38Experienced Emotion Catharsis: Emotional release Catharsis Hypothesis: “releasing” aggressive energy (through action or fantasy) relieves aggressive urgesFeel-good, do-good phenomenon: people’s tendency to be helpful when already in a good mood
41Experienced EmotionSubjective Well-Being: self-perceived happiness or satisfaction with life.used along with measures of objective well-beingphysical and economic indicators to evaluate people’s quality of life
43Experienced Emotion Does money buy happiness? Average per-person Year100%90%80%70%60%50%40%30%20%10%0%Averageper-personafter-tax incomein 1995 dollarsPercentagedescribingthemselves asvery happy$20,000$19,000$18,000$17,000$16,000$15,000$14,000$13,000$12,000$11,000$10,000$9,000$8,000$7,000$6,000$5,000$4,000Percentage very happyPersonal income
44Experienced Emotion Values and life satisfaction Importance scores MoneyLoveLife satisfaction0.60.40.20.0-0.2-0.4Importancescores
45Experienced EmotionAdaptation-Level Phenomenon: tendency to form judgments relative to a “neutral” levelEx:brightness of lightsvolume of soundlevel of incomedefined by our prior experienceRelative Deprivation: perception that one is worse off relative to those with whom one compares oneself
46A Cancer Patient: (Before & After Finding Out Cancer Free) Upset Elated Back to Normal

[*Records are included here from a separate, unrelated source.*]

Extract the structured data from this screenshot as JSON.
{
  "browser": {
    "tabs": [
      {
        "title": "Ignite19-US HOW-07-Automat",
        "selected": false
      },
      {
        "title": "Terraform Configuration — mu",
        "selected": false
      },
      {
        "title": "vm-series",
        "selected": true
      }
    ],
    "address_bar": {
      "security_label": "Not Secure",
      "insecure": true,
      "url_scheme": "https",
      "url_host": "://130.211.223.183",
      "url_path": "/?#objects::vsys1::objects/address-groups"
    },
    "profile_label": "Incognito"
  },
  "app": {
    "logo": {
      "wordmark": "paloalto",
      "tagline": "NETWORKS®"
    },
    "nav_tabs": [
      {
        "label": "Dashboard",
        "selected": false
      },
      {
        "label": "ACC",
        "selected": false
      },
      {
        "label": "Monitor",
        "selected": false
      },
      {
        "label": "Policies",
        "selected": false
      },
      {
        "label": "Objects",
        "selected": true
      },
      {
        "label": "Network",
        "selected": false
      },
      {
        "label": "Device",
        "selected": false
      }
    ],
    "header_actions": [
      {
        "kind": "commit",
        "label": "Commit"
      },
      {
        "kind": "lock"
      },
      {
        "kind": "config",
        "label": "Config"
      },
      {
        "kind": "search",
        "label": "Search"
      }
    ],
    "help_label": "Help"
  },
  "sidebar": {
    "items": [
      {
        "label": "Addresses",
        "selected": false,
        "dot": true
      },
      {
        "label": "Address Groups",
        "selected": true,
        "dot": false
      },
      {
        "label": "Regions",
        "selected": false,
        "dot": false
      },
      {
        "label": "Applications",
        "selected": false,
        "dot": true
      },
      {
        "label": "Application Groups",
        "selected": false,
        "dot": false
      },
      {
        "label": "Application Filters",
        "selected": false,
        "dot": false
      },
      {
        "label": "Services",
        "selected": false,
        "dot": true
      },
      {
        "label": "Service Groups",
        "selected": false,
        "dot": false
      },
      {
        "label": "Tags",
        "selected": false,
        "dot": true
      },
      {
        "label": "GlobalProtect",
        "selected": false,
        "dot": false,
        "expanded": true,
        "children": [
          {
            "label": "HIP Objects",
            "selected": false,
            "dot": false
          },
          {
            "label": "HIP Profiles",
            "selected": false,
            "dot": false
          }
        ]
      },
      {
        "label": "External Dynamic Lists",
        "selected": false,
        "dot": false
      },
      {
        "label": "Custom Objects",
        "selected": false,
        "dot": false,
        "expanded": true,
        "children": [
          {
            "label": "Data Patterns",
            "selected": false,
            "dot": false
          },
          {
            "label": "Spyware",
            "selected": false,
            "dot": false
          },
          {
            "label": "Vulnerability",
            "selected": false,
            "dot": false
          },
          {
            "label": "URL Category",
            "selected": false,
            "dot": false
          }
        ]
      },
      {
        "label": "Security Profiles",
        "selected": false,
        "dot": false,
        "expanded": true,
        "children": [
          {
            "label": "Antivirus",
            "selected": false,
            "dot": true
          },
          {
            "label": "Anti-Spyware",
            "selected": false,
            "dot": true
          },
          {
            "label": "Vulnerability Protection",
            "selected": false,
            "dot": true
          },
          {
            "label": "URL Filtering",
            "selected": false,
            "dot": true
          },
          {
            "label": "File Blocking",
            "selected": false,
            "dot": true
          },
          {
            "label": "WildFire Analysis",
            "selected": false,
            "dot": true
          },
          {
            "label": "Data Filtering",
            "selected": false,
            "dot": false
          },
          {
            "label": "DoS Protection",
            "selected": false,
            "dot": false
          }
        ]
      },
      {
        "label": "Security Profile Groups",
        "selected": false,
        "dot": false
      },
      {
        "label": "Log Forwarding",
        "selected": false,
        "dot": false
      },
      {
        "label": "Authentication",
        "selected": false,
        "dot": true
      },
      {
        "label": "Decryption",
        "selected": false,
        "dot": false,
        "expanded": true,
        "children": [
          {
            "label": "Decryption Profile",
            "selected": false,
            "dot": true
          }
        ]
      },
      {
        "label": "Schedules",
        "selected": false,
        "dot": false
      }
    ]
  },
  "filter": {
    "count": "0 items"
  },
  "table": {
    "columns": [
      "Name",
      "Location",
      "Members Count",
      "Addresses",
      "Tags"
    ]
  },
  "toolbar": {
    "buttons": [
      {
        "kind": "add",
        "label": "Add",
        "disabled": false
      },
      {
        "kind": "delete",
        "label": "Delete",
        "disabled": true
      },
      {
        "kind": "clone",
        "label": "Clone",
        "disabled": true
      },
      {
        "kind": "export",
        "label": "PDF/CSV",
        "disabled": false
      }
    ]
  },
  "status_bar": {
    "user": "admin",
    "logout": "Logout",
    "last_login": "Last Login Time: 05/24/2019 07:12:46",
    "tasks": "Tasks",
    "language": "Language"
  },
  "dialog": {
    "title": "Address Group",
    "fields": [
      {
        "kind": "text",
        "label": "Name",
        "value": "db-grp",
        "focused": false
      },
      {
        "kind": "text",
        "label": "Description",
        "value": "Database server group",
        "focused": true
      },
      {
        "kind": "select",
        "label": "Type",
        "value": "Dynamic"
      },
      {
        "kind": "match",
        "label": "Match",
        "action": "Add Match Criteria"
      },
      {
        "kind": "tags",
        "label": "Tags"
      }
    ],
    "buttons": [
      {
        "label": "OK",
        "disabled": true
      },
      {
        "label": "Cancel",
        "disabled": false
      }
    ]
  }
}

47“I Cried Because I had No Shoes... Until I met a man who had no feet”
48Happiness is... However, Happiness Seems Not Much Researchers Have Found ThatHappy People Tend toHave high self-esteem(in individualistic countries)Be optimistic, outgoing, and agreeableHave close friendships or a satisfyingmarriageHave work and leisure that engagetheir skillsHave a meaningful religious faithSleep well and exerciseHowever, Happiness Seems Not MuchRelated to Other Factors, Such asAgeGender (women are more oftendepressed, but also more often joyful)Education levelsParenthood (having children or not)Physical attractiveness